El Crimen del Padre Amaro Review
Father Amaro (Gael García Bernal) is an up and coming young priest who, having just taken his vows, is dispatched to rural Mexico to work with the difficult Father Benito (Sancho Gracia) who seems to entertain some dubious links with the local drug barons. Though a little wet behind the ears, he quickly starts to learn the ropes of local politics and the bishop starts to put his trust in him to keep the Catholic Church's image untarnished.

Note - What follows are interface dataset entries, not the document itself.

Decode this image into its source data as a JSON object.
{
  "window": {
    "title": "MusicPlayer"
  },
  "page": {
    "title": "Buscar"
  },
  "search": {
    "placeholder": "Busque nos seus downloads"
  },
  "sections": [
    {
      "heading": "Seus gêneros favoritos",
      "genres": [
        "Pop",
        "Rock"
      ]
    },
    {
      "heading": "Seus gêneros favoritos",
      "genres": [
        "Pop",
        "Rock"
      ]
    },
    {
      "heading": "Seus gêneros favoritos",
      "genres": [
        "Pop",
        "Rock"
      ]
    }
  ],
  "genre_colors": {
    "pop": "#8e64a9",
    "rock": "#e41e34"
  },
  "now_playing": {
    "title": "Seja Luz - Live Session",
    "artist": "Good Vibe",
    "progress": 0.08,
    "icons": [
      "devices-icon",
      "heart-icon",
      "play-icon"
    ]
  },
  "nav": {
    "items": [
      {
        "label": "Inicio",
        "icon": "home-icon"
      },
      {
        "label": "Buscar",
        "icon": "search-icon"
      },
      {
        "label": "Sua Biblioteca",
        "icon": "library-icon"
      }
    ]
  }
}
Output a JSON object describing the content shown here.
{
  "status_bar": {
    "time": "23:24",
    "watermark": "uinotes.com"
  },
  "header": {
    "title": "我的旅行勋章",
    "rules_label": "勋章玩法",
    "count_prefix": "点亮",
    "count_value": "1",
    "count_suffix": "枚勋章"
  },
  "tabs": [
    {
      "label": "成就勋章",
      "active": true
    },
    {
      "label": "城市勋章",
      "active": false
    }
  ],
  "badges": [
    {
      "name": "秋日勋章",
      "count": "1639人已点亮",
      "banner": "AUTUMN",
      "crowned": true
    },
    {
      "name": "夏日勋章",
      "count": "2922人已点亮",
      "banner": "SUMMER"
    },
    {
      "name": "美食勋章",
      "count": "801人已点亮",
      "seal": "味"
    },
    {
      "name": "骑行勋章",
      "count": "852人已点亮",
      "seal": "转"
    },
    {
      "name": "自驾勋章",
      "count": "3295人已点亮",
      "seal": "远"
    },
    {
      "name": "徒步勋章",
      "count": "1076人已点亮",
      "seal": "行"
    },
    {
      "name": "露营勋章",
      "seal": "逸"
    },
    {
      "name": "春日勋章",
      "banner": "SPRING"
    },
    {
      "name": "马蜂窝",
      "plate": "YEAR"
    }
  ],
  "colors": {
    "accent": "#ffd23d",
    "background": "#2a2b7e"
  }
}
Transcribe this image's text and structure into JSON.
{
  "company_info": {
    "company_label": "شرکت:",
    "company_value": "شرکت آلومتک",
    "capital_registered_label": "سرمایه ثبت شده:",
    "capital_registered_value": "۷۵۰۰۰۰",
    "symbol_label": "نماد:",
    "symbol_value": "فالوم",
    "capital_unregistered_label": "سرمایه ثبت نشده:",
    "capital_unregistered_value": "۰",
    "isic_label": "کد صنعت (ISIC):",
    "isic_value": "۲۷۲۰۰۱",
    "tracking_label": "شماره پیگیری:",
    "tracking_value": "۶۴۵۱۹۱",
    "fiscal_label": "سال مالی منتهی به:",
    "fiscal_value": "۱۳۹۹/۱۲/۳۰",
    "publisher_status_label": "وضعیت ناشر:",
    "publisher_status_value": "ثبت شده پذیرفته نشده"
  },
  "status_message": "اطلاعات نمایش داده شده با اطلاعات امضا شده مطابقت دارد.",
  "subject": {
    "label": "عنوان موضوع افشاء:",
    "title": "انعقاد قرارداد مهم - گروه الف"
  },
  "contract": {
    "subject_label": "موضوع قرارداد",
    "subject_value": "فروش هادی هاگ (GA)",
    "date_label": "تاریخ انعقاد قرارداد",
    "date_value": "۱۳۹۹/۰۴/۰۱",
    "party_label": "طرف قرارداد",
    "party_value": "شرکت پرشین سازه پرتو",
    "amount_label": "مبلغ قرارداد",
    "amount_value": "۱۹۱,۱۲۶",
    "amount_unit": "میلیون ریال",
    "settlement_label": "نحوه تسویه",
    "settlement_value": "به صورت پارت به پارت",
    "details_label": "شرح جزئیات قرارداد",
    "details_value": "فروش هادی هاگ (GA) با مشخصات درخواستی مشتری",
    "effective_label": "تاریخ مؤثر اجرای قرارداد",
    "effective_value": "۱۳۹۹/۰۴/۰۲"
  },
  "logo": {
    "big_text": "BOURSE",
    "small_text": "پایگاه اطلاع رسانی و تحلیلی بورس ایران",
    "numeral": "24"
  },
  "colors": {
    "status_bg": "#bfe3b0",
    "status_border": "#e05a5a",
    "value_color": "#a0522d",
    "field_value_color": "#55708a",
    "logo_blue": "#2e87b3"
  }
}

His generous nature and his youth make him an ideal role model for the church but Amaro has his own demons clawing into his back in the shape of the beautiful but pious Amelita (Ana Claudia Talancón).
Adapted from a Portuguese novel written back in 1875, the film was Mexico's biggest ever success but disappeared without a trace in the UK despite starring Gael García Bernal, the new face of Mexican cinema. Though El Crimen del Padre Amaro has been attacked by many Catholic groups as pure defamation, it's hard to see exactly what is so controversial about it. The themes it explores are relatively low-key compared to the scandal that has rocked the Catholic Church in recent years and the director hasn't taken the lazy path of characterising in black and white - even the more despicable characters have their redeeming features. A great deal of the criticisms levied at the church are relatively fair and well documented such as the questioning of some of the traditional Catholic dogma such as clerical celibacy or the Vatican's opposition to Liberation Theology but there's the occasional scene that will cause offence to anyone who believes in transubstantiation.
Compared to the frantic pace of Amores Perros or Y Tu Mama Tambien, El Crimen del Padre Amaro is very different in style and rhythm. The story unfolds at a slow cadence but retains enough of an edge to escape from the melodramatic direction the story seems eager to take. Bernal, Gracia and Alcázar perform well as the duelling priests and are given enough screen time to develop fully but some of the secondary characters could have done with a little more depth as many of them seem slightly two dimensional. The cinematography is relatively low-key and gimmick-free but makes some effective use of focus and unusual angles to keep the film ticking over. Globally, the film is good without being great and maybe suffers from the controversy it created and some heavy-handed plot twists - it's not by any stretch of the imagination the greatest Mexican movie of all time but is a good enough film to make the viewing worthwhile.
Surprisingly for a film this age, the image is not flawless. The print exhibits some damage such as lines and some recurring gouges that have been partially removed - this occurs for only a few minutes but is a rather surprising flaw. There's also a few minutes in which black flecks appear very frequently on the image which also lasts for a few minutes. Bar that, the transfer is good with a good balance of hues and an anamorphic transfer. I didn't notice any artifacting to speak of but a few scenes exhibit a certain graininess. All in all a good transfer marred by the occasional problem.
We get three 5.1 soundtracks: the original Spanish, dubbed English or dubbed Italian. Of course, the dubbed version is rather bad in comparison to the original soundtrack and seems to be rather flat when compared to the Spanish mix, which makes a good use of stereo effects and the occasional use of the surround speakers.
The English subtitles are grammatical and problem-free with almost all the dialogue subtitled and little missed out. One niggle however is that the church songs are not subtitled which is a bit of a shame given that some of them act as a counterpoint to the action.
The commentary features Bernal and Carrera talking about the filming, the controversy, the characters and the actors - this is all subtitled in English, and it's usually clear which one is speaking. Generally it's a lively and rather good commentary that covers most of the ground you'd expect but also gives us some of the facts to backup some of the accusations made against the church.
We also get a very short (5 mins) making of (which gives away far too much and is really just promotional material), four short (less than a minute each) interviews with the director and leads, along with the usual batch of trailers (US and International versions) and a poster gallery. Whilst the only substantial extra is the commentary, it's worth applauding the inclusion of extras on a foreign language film as they all too often tend to be overlooked by mainstream editors.
Though the image is slightly disappointing given the age of the film, the extras offer some compensation for that. Though the film is hardly one of Mexico's boldest cinematic efforts, it is worth looking out for.